START The input

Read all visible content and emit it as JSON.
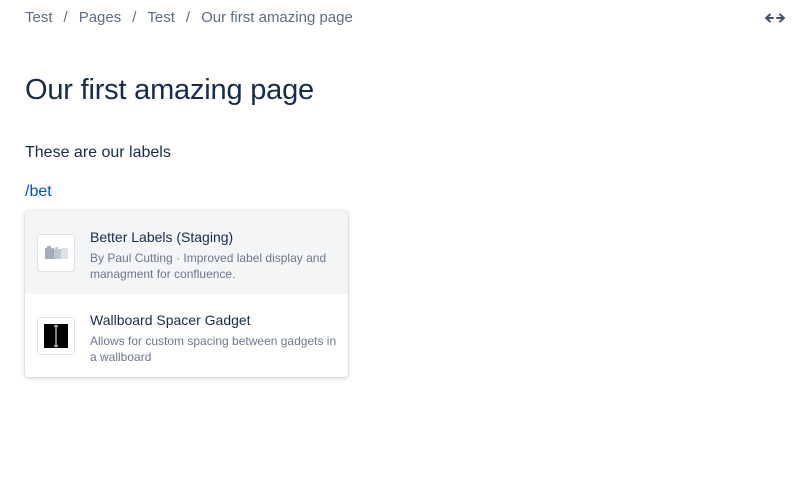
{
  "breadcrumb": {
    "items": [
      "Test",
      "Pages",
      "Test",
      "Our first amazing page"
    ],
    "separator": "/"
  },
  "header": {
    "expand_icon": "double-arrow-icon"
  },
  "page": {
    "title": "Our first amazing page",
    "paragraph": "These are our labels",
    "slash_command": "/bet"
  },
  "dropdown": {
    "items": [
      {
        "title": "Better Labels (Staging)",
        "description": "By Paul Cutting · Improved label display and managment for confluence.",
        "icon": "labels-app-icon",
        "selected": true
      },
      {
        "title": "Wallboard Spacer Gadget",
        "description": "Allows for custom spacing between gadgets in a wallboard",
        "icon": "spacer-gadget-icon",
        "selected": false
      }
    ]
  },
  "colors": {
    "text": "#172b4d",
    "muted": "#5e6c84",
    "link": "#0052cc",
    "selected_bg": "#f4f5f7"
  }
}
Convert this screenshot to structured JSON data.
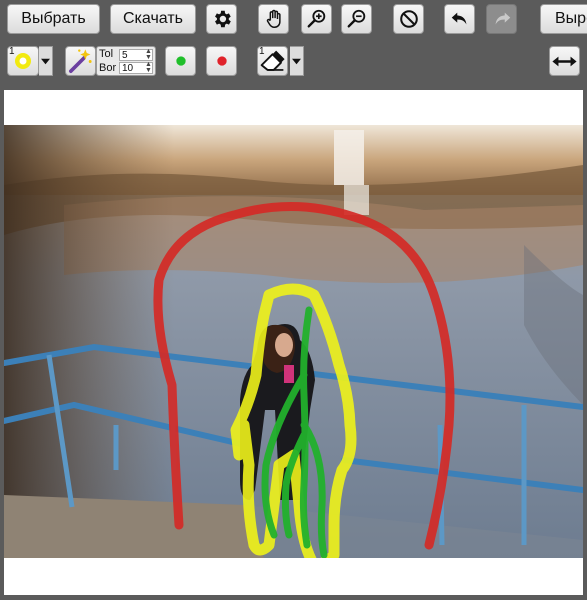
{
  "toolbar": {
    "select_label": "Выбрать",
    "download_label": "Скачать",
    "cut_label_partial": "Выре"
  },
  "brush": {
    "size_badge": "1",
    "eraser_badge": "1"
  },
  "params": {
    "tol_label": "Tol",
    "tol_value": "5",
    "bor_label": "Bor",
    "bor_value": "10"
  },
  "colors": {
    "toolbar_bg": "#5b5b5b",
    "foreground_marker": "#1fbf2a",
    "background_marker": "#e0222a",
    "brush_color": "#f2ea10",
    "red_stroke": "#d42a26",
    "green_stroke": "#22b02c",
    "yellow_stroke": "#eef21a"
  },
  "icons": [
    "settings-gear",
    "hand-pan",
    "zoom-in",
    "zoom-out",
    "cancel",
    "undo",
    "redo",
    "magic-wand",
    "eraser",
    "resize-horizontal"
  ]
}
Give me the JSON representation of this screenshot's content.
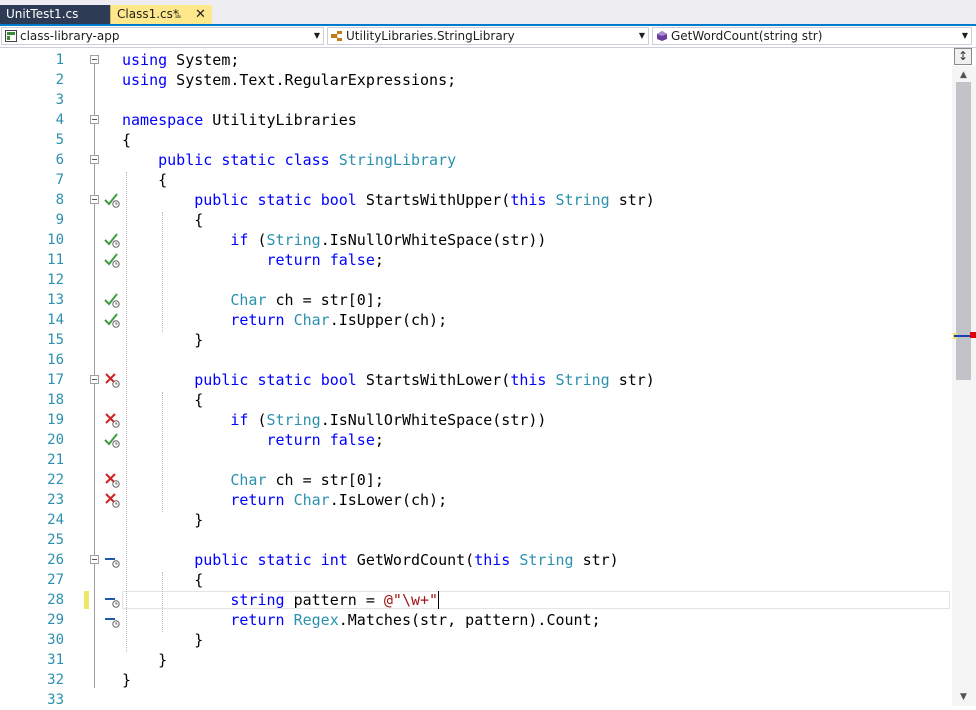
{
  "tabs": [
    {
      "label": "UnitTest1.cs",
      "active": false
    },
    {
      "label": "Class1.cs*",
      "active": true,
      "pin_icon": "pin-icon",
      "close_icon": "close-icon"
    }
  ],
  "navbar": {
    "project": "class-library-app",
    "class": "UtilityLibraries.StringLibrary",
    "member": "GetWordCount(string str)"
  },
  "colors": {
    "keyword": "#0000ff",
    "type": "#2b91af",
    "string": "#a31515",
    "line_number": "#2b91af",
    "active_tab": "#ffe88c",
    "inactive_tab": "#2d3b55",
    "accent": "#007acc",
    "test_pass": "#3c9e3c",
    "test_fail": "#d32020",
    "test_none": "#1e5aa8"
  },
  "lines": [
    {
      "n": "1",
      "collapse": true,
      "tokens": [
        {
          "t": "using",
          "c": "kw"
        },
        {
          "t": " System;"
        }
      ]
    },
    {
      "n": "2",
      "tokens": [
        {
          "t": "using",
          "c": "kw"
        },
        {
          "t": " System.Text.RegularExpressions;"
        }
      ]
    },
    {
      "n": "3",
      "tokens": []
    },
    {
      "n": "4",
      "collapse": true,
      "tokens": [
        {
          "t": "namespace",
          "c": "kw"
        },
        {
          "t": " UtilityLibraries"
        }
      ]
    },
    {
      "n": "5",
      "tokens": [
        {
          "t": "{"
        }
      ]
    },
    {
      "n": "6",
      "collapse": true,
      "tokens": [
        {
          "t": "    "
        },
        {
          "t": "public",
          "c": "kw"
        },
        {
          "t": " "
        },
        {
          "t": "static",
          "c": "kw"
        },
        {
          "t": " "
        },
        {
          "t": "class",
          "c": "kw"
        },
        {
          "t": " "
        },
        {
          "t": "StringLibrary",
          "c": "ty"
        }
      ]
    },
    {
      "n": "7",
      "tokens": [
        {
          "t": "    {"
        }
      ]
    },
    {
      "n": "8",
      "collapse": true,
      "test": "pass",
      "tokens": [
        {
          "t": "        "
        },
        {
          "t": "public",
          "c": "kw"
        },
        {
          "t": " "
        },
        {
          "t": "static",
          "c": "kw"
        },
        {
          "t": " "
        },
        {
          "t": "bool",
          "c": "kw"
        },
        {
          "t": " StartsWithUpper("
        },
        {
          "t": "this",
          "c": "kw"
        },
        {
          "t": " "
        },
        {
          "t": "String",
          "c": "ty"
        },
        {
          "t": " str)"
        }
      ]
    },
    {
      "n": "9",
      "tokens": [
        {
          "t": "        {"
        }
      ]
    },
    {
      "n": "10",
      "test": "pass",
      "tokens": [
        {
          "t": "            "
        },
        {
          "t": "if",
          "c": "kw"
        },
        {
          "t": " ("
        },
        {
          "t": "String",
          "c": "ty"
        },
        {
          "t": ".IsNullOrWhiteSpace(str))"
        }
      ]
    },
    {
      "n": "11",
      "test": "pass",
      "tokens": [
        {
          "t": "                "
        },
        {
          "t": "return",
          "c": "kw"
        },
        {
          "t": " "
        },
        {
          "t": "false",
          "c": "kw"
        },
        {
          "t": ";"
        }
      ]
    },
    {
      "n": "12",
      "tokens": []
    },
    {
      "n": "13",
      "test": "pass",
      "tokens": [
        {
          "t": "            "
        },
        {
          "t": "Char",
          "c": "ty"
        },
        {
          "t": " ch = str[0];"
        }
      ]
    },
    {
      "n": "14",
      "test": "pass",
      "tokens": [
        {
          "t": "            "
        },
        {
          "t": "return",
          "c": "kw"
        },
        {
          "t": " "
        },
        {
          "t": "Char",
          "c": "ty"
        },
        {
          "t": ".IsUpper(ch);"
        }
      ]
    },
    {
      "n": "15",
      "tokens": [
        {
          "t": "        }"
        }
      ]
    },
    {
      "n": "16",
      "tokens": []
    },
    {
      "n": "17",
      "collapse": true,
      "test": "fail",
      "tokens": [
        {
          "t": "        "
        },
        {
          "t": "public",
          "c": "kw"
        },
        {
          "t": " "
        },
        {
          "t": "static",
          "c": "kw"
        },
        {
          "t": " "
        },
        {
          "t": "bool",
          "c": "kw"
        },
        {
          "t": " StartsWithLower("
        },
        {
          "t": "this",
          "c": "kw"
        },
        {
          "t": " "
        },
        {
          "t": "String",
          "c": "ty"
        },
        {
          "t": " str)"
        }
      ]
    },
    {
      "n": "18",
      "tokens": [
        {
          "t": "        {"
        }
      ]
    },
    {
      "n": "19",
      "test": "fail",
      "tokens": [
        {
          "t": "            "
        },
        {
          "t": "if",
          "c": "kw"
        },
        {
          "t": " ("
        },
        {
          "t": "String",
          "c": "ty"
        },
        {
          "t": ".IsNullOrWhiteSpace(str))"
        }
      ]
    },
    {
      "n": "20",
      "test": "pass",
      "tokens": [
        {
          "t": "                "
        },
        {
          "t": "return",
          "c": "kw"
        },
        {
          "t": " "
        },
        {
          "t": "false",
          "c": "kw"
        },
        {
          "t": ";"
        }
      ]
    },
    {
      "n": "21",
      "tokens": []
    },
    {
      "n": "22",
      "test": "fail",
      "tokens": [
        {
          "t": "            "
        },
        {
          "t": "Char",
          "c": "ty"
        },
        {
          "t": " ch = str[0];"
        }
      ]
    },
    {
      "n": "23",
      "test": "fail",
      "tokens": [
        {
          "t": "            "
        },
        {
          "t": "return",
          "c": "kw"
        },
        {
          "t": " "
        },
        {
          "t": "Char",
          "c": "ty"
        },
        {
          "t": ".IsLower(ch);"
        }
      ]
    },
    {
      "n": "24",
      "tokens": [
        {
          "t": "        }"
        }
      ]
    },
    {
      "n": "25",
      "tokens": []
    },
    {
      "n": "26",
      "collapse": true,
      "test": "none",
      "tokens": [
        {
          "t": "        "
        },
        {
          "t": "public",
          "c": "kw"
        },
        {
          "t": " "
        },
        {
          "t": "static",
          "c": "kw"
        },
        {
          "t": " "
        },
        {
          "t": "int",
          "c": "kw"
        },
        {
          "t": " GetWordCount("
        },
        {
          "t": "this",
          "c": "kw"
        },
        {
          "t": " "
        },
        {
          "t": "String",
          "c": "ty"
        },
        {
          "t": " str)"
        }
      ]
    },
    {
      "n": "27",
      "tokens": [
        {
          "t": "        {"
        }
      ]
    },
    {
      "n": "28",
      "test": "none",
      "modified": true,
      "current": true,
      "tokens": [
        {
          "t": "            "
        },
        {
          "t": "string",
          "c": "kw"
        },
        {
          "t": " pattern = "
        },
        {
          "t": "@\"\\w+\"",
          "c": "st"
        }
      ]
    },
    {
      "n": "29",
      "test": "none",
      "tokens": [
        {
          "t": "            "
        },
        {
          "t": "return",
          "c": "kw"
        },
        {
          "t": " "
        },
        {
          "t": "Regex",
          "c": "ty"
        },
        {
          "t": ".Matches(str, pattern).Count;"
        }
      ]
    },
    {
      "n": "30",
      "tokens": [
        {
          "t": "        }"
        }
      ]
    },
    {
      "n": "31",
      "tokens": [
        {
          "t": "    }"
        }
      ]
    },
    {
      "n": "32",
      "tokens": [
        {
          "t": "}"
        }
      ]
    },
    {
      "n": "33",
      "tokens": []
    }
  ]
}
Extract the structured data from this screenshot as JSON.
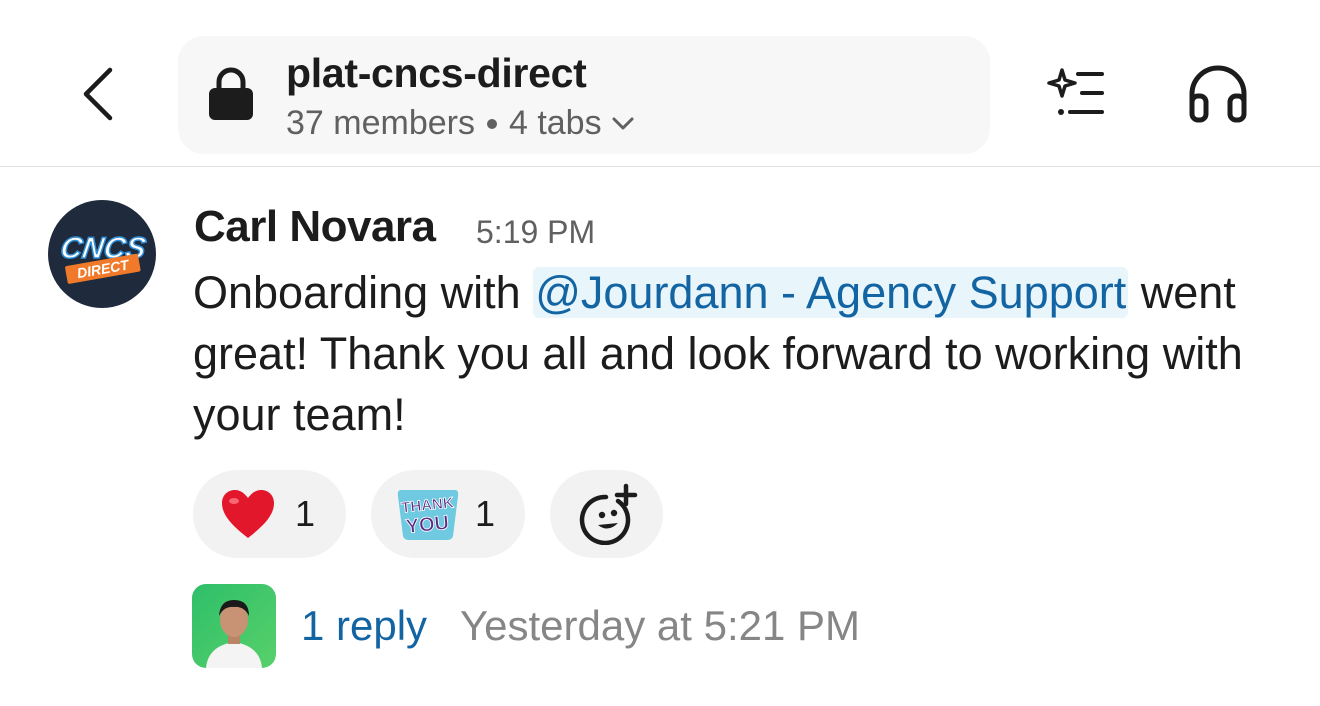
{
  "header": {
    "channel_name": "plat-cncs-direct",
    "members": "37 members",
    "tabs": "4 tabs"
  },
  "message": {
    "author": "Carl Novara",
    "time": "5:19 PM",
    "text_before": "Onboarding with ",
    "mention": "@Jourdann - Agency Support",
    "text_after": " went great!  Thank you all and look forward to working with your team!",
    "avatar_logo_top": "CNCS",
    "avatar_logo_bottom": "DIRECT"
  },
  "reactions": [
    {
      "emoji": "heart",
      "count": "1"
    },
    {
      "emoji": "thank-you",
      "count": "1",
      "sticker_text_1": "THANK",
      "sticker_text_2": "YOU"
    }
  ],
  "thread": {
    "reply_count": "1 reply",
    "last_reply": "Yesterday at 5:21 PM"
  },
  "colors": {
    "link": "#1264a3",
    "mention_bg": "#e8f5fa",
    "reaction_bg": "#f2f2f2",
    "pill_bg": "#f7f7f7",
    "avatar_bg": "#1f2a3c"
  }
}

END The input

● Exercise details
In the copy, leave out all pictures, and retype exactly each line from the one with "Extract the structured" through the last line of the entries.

● Task result
Extract the structured data from this screenshot as JSON.
{
  "header": {
    "channel_name": "plat-cncs-direct",
    "members": "37 members",
    "tabs": "4 tabs"
  },
  "message": {
    "author": "Carl Novara",
    "time": "5:19 PM",
    "text_before": "Onboarding with ",
    "mention": "@Jourdann - Agency Support",
    "text_after": " went great!  Thank you all and look forward to working with your team!",
    "avatar_logo_top": "CNCS",
    "avatar_logo_bottom": "DIRECT"
  },
  "reactions": [
    {
      "emoji": "heart",
      "count": "1"
    },
    {
      "emoji": "thank-you",
      "count": "1",
      "sticker_text_1": "THANK",
      "sticker_text_2": "YOU"
    }
  ],
  "thread": {
    "reply_count": "1 reply",
    "last_reply": "Yesterday at 5:21 PM"
  },
  "colors": {
    "link": "#1264a3",
    "mention_bg": "#e8f5fa",
    "reaction_bg": "#f2f2f2",
    "pill_bg": "#f7f7f7",
    "avatar_bg": "#1f2a3c"
  }
}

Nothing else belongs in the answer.